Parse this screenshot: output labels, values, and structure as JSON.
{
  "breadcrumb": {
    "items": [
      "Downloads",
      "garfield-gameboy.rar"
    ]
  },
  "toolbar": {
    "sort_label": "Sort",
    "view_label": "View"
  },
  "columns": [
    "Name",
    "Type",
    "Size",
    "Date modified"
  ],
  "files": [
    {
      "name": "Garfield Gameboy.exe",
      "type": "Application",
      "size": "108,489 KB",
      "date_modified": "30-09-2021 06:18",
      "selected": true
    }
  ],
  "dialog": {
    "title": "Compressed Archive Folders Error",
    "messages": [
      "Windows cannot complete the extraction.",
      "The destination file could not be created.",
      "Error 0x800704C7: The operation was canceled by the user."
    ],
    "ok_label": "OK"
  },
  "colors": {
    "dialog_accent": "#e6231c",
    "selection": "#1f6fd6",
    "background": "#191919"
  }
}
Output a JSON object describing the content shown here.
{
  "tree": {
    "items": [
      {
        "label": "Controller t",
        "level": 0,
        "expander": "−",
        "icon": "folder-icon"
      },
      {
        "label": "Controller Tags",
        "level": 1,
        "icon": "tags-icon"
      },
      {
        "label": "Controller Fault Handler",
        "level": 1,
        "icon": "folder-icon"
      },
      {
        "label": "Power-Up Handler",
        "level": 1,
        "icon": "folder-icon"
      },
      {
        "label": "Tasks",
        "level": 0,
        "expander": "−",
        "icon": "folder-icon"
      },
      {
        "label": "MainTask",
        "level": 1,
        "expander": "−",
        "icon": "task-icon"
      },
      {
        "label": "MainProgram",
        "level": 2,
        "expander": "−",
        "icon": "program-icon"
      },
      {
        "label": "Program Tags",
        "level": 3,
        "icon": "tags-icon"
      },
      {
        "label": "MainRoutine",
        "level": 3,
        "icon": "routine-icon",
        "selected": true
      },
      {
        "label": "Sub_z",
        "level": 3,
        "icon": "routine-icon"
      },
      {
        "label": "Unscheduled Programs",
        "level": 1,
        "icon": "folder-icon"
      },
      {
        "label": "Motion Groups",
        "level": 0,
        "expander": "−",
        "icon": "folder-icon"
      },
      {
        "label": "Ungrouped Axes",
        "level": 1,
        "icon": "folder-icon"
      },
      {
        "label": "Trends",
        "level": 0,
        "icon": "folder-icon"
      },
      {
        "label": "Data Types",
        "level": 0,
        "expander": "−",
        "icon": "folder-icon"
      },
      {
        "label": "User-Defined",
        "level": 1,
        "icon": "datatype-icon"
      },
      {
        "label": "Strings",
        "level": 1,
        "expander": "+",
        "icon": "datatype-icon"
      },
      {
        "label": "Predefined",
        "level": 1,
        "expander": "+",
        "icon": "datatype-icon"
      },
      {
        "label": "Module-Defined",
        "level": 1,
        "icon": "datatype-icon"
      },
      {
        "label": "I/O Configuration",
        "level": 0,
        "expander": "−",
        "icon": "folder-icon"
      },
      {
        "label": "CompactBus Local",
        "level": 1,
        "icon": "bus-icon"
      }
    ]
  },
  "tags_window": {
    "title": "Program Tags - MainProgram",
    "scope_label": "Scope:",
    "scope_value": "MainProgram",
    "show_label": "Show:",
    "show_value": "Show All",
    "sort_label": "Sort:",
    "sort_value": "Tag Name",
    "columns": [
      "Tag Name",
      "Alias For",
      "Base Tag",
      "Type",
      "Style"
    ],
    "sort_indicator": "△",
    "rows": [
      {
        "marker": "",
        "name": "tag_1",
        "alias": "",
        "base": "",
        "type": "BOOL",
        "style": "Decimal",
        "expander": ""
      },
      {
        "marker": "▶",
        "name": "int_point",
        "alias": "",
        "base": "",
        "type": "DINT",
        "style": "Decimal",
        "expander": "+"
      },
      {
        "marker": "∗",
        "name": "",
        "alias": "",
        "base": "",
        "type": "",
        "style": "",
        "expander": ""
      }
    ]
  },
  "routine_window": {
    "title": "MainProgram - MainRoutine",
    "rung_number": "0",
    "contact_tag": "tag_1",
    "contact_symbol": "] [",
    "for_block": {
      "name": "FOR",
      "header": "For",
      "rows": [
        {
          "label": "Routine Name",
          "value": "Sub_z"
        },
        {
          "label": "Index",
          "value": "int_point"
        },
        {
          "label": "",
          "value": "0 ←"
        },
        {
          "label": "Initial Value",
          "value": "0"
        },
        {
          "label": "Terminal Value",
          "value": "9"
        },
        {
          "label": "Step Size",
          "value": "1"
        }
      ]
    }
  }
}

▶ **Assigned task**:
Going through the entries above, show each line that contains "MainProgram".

▶ **Solved problem**:
        "label": "MainProgram",
    "title": "Program Tags - MainProgram",
    "scope_value": "MainProgram",
    "title": "MainProgram - MainRoutine",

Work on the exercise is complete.